This consequence isn’t really about the money. It is more about learning a lesson and restitution. We credited our son $3/hr for manual labor. Technically $3/hr is not a fair wage, but Bear has worked for less when he was doing lawn work (a price he negotiated himself). Mostly this is because he does not do jobs well, usually damages the tools, and rarely finishes or cleans up after himself (although he doesn't get credit until the job is done). The price per hour is based on the quality of work. If it were about money then he would get a job, get paid, and have to turn it over. The problem is that in our neighborhood some of our neighbors will pay $100 for just a few hours of work… whether it’s done well or not.
Our son also requires adult supervision (usually line of sight) – which generally means that supervisor is being taken away from what they’d rather be doing and the service has to be coordinated to work with everyone’s schedule. When a parent is not available, we might use people who are aware of the child’s need for supervision and can provide it. He does not get a choice in who he helps, what he does, or when it gets done (that's not how it works in the real world and he's not really capable of organizing this anyway).
Example 2: Stolen alcohol. Bear drank most of a bottle of Hubby’s expensive liquor (and watered it down to hide the fact that he’d been drinking it), he owed double the cost of the bottle (plus other consequences for the lying). The liquor was $45 a bottle so he owes us $90.
In the past Bear has incurred big debts and never paid it back. This is why I chose community service instead. He will be in the FAIR Club until his community service hours are done. Once the hours are assigned, he cannot use money obtained elsewhere to pay back the debt. He also cannot earn extra money (by doing extra chores or working for cash) until his debts are paid.
Double Dipping - I referred to Bear's consequences as community service to a neighbor that doesn't need to know all of his business (the parent of one of my friends), Bear perked up and (after I got off the phone) asked if it could count toward the community service he is supposed to do for ROTC. Bingo! I actually prefer he do this kind of service (in which I can oversee his supervision) over leaving him on campus after school to do who knows what with his friends. This also means he's "buying into" the project too.
Positive Reinforcement - Allow the child to actually earn something or do something he/she enjoys. Community service doesn't have to be hard labor. Bear has actually enjoyed some of the volunteer work we've signed him up for - which helps him get it done.

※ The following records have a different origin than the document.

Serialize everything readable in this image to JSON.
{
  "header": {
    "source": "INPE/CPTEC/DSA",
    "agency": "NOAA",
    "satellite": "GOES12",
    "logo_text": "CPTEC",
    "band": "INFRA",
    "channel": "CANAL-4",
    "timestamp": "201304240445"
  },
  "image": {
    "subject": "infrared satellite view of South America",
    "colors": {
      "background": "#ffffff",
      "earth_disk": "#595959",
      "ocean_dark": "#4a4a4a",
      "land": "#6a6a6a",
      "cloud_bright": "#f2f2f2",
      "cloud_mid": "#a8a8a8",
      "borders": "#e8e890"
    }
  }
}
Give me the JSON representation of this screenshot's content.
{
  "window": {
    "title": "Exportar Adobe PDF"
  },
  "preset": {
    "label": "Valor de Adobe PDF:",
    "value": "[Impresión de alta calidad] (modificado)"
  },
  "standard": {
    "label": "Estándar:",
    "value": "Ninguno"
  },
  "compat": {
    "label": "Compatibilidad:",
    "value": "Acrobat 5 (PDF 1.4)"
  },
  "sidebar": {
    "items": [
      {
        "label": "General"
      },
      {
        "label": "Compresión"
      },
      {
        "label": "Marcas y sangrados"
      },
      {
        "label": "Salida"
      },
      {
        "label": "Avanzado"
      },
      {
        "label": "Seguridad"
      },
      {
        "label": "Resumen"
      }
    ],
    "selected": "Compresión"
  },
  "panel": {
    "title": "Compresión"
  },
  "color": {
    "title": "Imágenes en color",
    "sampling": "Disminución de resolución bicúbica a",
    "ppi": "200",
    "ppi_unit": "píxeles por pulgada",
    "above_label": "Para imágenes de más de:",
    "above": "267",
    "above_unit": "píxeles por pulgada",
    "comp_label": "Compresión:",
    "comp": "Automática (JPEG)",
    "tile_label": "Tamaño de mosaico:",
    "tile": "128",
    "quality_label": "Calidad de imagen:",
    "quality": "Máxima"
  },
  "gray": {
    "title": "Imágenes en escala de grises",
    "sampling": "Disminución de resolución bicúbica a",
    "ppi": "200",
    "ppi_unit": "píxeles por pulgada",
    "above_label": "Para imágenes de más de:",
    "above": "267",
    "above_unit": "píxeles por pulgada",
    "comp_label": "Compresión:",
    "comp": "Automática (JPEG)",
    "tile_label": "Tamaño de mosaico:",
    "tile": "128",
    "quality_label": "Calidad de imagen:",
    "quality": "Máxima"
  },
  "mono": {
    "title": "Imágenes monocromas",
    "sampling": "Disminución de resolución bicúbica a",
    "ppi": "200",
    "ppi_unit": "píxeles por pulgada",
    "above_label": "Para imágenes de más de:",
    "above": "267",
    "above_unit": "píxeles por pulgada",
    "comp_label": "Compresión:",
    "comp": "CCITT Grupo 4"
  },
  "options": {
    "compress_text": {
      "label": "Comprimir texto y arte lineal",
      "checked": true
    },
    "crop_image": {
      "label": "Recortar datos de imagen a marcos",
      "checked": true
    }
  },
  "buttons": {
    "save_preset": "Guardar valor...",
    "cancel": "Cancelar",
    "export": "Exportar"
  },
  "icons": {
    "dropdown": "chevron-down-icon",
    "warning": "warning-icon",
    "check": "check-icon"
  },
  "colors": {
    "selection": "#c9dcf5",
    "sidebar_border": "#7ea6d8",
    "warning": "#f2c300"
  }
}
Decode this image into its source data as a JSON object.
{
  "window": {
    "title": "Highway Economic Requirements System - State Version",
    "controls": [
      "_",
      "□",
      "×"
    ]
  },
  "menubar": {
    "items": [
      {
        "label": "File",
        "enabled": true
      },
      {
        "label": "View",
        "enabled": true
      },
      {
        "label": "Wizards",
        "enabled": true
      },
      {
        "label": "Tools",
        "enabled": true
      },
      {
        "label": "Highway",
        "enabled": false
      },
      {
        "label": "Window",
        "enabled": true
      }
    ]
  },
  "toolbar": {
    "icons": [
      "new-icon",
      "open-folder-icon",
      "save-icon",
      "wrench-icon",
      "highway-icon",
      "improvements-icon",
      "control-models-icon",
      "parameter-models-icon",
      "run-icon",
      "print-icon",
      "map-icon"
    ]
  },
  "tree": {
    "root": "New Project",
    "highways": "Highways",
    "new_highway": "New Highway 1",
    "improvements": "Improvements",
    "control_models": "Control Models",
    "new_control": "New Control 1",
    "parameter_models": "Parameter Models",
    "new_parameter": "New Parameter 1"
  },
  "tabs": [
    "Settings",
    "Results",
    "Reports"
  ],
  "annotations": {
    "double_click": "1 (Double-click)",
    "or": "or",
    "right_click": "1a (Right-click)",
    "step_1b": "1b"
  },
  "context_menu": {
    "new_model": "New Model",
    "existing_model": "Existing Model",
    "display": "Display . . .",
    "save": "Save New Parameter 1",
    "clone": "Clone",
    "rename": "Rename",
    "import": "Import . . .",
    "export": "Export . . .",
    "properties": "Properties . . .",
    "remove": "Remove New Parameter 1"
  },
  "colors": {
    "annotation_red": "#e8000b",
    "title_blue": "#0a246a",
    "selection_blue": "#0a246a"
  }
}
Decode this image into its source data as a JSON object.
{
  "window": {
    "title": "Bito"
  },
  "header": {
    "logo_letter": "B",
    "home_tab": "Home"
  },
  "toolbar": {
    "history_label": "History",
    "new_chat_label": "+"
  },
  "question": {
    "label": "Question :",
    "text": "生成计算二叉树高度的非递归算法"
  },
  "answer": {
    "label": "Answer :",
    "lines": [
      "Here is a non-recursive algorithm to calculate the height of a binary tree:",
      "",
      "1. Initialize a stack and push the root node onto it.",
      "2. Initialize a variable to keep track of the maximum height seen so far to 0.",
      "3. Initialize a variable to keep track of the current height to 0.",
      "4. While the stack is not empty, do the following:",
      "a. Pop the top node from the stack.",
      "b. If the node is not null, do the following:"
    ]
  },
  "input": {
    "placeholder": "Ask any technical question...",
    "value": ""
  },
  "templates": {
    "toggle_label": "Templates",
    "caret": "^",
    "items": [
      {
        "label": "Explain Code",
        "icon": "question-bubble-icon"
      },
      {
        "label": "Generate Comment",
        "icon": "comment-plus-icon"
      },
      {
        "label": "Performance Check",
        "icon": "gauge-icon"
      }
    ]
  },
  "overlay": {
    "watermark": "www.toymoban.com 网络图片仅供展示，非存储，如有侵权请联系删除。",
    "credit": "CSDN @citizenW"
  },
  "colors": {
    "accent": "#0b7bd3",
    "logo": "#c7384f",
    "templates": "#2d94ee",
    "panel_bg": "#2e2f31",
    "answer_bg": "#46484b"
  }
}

Example 3: One summer to keep Bear busy, we signed the whole family up to volunteer at an equine therapy place. (This wasn't actually a community service consequence for Bear, but I think it would have been a good option.) He got to walk next to the children with disabilities during their therapy (riding horses is a great therapy for many disabilities) to make sure they didn't fall off. It was active and he got to feel like a big shot (the kids thought he was cool and everyone praised him for being helpful).
Example 4: Bear stole another MP3 player. Rather than just put him in the FAIR Club for the millionth time with the same old consequences, which have no impact on his stealing. We decided to try something new. He still had to pay for the stolen Zune (we didn't make it double since the item was worth over $100 and he'd never be able to pay that much ), but instead of the money going to the owner of the stolen item (we never located the owner so the Zune was donated through the school to needy kids) we decided to let him use the earned money to buy his own Zune.
- If he owned a nice MP3 player, maybe he'd be less likely to steal someone else's.
- It motivated him to finish his hours
- It gave us something to take away if/when needed
This actually had some success.